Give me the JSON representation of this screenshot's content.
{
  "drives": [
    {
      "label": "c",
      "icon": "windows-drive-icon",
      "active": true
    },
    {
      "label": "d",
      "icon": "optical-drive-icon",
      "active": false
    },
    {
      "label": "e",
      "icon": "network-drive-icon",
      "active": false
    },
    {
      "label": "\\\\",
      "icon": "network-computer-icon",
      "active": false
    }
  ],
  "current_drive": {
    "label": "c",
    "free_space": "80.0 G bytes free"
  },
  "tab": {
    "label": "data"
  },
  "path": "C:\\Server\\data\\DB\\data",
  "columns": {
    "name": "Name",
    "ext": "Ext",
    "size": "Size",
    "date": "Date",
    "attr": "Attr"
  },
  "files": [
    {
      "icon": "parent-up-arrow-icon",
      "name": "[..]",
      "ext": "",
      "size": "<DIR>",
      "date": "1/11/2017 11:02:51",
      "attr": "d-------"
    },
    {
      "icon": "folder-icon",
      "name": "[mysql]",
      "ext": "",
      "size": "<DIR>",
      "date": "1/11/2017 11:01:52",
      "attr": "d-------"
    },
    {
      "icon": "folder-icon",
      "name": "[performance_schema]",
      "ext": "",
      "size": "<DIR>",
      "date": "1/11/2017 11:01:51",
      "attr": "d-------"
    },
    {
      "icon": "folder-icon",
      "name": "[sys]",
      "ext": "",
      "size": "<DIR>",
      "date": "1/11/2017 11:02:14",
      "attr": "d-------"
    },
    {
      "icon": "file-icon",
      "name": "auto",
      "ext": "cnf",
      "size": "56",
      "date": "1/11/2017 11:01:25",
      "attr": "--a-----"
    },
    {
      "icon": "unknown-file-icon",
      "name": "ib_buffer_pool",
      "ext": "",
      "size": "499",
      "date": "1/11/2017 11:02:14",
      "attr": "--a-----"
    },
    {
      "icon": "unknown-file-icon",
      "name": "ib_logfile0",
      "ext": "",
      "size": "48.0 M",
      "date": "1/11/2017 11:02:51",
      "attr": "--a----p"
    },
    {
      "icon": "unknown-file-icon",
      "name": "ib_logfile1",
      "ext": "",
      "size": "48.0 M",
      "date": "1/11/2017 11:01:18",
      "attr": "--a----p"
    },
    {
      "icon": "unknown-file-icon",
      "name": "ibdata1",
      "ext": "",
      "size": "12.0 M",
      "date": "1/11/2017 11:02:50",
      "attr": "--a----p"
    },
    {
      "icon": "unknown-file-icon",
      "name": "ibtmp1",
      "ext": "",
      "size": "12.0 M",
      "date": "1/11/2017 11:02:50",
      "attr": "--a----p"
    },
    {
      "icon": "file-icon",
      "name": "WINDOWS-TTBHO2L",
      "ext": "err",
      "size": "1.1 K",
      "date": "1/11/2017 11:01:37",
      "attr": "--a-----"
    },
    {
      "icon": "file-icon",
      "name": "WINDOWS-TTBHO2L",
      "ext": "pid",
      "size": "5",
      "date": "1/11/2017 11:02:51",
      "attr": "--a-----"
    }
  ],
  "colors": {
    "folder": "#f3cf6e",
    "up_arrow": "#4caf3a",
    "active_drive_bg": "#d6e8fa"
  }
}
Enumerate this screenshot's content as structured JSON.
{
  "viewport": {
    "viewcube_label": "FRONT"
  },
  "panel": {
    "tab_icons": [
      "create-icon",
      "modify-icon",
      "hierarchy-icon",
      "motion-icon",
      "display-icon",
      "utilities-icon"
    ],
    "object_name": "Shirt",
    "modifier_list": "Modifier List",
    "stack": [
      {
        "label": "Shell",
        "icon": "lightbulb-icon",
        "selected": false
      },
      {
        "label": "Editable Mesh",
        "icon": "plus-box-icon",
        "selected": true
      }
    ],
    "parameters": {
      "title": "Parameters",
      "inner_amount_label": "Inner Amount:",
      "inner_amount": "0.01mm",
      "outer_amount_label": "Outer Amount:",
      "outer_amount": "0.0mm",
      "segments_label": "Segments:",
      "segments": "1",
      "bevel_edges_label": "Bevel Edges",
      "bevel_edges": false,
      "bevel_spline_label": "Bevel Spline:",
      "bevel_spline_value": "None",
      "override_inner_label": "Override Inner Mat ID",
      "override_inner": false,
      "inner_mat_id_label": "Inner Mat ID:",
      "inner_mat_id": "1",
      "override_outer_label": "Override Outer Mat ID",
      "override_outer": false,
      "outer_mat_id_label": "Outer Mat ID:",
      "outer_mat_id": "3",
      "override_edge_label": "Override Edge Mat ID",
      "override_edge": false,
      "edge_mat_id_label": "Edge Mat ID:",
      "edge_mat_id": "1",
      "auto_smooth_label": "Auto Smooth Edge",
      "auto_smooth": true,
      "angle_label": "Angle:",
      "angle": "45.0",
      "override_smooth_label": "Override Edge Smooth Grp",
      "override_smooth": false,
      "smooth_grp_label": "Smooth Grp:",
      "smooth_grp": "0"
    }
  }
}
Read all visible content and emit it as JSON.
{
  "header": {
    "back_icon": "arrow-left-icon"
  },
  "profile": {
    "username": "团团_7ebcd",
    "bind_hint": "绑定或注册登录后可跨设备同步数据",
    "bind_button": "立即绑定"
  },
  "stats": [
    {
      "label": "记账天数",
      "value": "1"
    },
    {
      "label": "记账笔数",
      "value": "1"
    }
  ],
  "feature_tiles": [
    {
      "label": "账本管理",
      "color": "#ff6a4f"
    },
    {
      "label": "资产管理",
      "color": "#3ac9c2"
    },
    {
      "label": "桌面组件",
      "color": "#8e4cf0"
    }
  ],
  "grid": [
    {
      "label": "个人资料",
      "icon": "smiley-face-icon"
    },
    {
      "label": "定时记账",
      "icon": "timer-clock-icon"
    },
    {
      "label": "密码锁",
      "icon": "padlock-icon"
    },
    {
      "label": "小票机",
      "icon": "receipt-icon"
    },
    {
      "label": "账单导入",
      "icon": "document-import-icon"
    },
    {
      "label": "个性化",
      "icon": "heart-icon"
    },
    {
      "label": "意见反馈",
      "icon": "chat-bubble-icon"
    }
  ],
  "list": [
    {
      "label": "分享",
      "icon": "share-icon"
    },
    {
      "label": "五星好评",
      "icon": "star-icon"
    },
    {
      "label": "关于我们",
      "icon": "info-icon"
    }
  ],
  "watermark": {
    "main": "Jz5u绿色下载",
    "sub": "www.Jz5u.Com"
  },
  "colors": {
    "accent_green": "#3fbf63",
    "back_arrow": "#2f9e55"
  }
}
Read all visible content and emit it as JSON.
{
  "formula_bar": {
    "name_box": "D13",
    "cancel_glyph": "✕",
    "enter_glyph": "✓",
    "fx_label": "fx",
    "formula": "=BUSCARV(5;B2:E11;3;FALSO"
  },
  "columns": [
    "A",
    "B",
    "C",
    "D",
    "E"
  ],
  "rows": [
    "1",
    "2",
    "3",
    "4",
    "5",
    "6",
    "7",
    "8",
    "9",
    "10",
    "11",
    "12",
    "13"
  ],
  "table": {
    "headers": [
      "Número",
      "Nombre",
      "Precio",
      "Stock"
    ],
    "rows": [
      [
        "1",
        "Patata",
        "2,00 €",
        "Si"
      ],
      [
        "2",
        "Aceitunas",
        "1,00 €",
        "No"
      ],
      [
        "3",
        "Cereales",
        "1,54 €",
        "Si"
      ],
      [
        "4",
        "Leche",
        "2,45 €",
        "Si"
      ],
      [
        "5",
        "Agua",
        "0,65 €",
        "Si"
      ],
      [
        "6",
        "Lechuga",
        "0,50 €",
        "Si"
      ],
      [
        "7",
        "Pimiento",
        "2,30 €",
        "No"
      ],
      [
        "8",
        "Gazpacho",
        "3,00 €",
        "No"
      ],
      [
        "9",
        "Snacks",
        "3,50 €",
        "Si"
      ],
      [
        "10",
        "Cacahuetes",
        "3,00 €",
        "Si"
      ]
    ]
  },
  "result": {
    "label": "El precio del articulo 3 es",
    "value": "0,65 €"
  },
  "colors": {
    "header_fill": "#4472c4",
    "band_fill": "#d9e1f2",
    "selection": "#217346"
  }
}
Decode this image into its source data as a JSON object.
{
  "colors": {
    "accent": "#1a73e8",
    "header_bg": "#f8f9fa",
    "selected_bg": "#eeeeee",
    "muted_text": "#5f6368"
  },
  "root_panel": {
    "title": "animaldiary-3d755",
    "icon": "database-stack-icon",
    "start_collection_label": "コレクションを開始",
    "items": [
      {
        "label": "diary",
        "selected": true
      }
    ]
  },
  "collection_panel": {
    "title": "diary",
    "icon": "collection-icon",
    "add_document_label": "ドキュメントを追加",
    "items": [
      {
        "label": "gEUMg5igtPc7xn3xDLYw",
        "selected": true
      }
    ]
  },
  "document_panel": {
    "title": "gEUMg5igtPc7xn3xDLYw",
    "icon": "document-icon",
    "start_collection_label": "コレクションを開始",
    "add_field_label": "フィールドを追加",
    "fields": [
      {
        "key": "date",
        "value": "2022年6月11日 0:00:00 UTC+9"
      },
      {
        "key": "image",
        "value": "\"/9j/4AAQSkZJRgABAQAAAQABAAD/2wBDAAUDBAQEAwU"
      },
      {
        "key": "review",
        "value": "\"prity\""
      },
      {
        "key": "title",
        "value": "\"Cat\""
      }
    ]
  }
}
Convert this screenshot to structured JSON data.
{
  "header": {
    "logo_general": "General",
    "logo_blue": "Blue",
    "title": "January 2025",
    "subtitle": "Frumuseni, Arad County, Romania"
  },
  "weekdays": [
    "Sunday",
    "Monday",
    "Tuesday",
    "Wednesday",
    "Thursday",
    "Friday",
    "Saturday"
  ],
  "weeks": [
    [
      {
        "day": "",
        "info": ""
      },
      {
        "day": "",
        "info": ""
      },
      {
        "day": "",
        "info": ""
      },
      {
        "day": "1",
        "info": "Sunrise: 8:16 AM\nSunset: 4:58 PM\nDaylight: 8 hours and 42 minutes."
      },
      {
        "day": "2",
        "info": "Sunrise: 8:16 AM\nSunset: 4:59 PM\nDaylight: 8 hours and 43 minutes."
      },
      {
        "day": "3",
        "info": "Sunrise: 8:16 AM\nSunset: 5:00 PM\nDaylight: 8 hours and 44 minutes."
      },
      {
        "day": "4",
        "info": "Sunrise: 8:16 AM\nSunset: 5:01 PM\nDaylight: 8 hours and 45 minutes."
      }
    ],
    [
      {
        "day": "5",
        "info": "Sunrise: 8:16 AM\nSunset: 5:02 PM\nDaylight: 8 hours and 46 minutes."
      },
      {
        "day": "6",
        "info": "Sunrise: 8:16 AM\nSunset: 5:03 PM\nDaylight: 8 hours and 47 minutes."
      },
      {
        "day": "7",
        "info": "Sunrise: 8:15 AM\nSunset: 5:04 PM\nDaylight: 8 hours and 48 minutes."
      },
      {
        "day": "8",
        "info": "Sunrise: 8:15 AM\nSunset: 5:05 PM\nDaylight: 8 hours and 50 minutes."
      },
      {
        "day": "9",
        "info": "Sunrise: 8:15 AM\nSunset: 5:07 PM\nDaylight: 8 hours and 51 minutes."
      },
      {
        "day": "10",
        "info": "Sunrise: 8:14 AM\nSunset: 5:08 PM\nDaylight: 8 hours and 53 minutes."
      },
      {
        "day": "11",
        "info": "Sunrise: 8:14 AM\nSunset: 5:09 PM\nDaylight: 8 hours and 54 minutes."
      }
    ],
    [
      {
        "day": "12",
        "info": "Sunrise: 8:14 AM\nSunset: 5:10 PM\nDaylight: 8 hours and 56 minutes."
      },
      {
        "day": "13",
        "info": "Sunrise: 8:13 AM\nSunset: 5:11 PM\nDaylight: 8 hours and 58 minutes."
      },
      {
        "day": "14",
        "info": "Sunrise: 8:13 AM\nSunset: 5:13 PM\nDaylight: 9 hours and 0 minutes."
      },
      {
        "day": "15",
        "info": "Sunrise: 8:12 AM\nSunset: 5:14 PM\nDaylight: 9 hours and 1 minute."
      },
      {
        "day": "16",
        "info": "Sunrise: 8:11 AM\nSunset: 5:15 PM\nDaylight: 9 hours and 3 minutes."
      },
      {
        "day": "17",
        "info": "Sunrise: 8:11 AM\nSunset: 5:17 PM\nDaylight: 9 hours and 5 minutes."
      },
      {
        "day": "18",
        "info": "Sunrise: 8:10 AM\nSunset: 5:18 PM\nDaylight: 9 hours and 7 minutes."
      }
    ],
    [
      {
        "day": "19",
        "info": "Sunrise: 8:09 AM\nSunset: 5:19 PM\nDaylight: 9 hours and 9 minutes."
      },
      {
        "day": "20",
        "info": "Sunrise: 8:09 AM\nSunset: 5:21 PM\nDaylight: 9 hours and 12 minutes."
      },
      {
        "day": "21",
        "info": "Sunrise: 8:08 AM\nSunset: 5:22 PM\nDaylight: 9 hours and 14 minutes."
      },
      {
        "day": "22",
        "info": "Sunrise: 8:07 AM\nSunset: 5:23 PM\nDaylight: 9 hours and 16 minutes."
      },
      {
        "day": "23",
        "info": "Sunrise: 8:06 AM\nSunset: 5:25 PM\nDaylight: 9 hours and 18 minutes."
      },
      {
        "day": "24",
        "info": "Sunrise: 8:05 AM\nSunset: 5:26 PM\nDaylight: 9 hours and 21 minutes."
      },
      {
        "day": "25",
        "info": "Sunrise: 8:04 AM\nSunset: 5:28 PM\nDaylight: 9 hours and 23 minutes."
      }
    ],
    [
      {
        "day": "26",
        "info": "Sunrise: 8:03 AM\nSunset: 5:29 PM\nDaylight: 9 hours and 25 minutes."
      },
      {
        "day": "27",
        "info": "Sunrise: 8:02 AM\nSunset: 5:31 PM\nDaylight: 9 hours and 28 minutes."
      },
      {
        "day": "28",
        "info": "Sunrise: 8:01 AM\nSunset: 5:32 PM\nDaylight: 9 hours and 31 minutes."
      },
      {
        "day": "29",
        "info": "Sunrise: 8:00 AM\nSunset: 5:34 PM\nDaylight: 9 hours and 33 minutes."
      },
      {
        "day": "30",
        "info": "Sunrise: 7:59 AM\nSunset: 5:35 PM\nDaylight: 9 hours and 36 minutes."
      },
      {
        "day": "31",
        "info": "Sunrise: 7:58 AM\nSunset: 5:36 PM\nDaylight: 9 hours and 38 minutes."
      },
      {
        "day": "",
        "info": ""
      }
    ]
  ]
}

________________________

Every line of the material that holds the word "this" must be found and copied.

Give me the JSON representation of this screenshot's content.
Enumerate this screenshot's content as structured JSON.
Decode this image into its source data as a JSON object.
Convert this screenshot to structured JSON data.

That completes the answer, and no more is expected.